- Exercise requirements: Make a verbatim copy of the entries below; pictures stay out.

- Material for the task:
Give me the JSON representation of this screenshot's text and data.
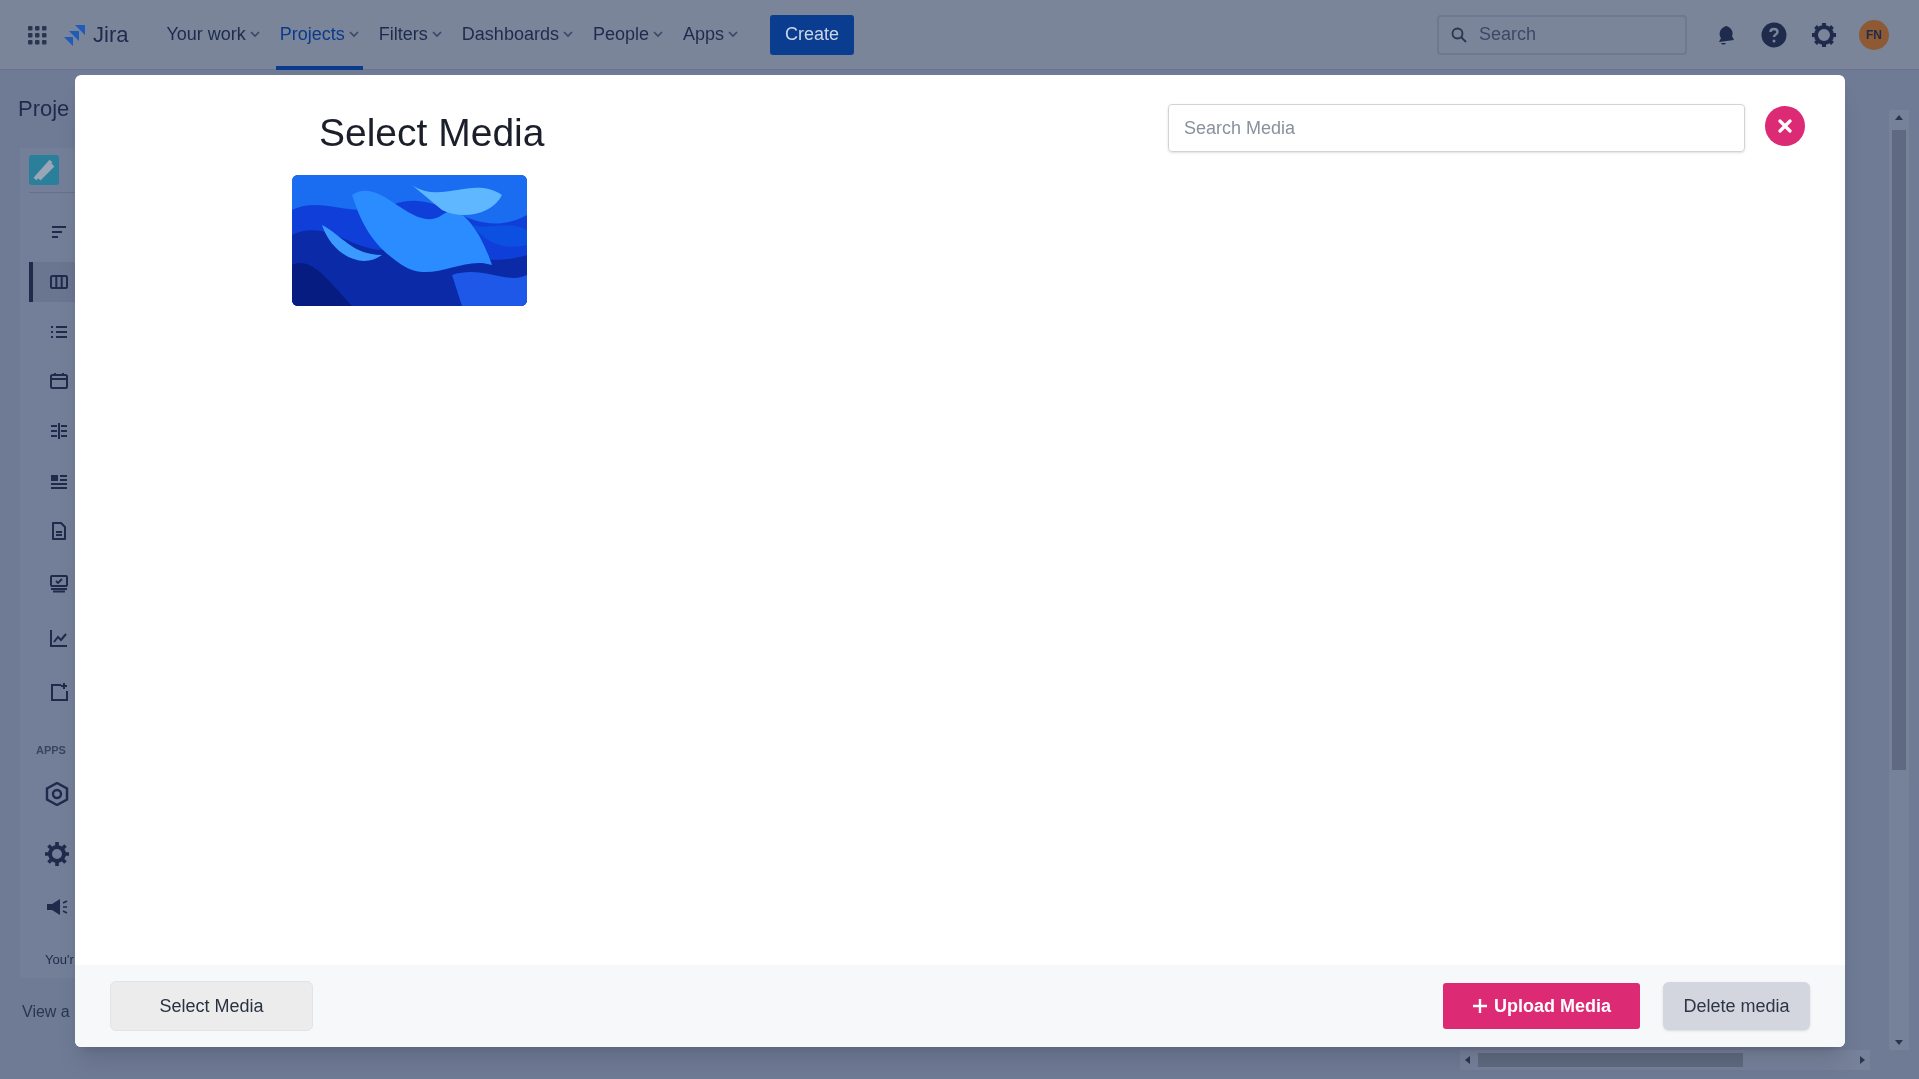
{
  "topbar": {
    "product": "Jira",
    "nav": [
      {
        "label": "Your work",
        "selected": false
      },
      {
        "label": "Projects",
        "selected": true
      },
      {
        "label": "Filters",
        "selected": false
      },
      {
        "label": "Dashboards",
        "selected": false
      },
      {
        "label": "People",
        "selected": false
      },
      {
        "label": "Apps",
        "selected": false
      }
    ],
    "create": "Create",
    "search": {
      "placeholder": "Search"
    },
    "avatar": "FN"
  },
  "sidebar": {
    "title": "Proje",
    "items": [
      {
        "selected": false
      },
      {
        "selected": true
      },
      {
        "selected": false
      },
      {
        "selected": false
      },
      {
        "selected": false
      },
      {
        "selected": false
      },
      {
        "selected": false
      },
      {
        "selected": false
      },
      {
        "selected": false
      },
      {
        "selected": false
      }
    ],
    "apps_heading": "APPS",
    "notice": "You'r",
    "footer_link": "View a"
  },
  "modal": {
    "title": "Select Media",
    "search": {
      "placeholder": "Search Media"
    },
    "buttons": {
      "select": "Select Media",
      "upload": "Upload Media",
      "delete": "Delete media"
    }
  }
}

- Result:
Give me the JSON representation of this screenshot's text and data.
{
  "topbar": {
    "product": "Jira",
    "nav": [
      {
        "label": "Your work",
        "selected": false
      },
      {
        "label": "Projects",
        "selected": true
      },
      {
        "label": "Filters",
        "selected": false
      },
      {
        "label": "Dashboards",
        "selected": false
      },
      {
        "label": "People",
        "selected": false
      },
      {
        "label": "Apps",
        "selected": false
      }
    ],
    "create": "Create",
    "search": {
      "placeholder": "Search"
    },
    "avatar": "FN"
  },
  "sidebar": {
    "title": "Proje",
    "items": [
      {
        "selected": false
      },
      {
        "selected": true
      },
      {
        "selected": false
      },
      {
        "selected": false
      },
      {
        "selected": false
      },
      {
        "selected": false
      },
      {
        "selected": false
      },
      {
        "selected": false
      },
      {
        "selected": false
      },
      {
        "selected": false
      }
    ],
    "apps_heading": "APPS",
    "notice": "You'r",
    "footer_link": "View a"
  },
  "modal": {
    "title": "Select Media",
    "search": {
      "placeholder": "Search Media"
    },
    "buttons": {
      "select": "Select Media",
      "upload": "Upload Media",
      "delete": "Delete media"
    }
  }
}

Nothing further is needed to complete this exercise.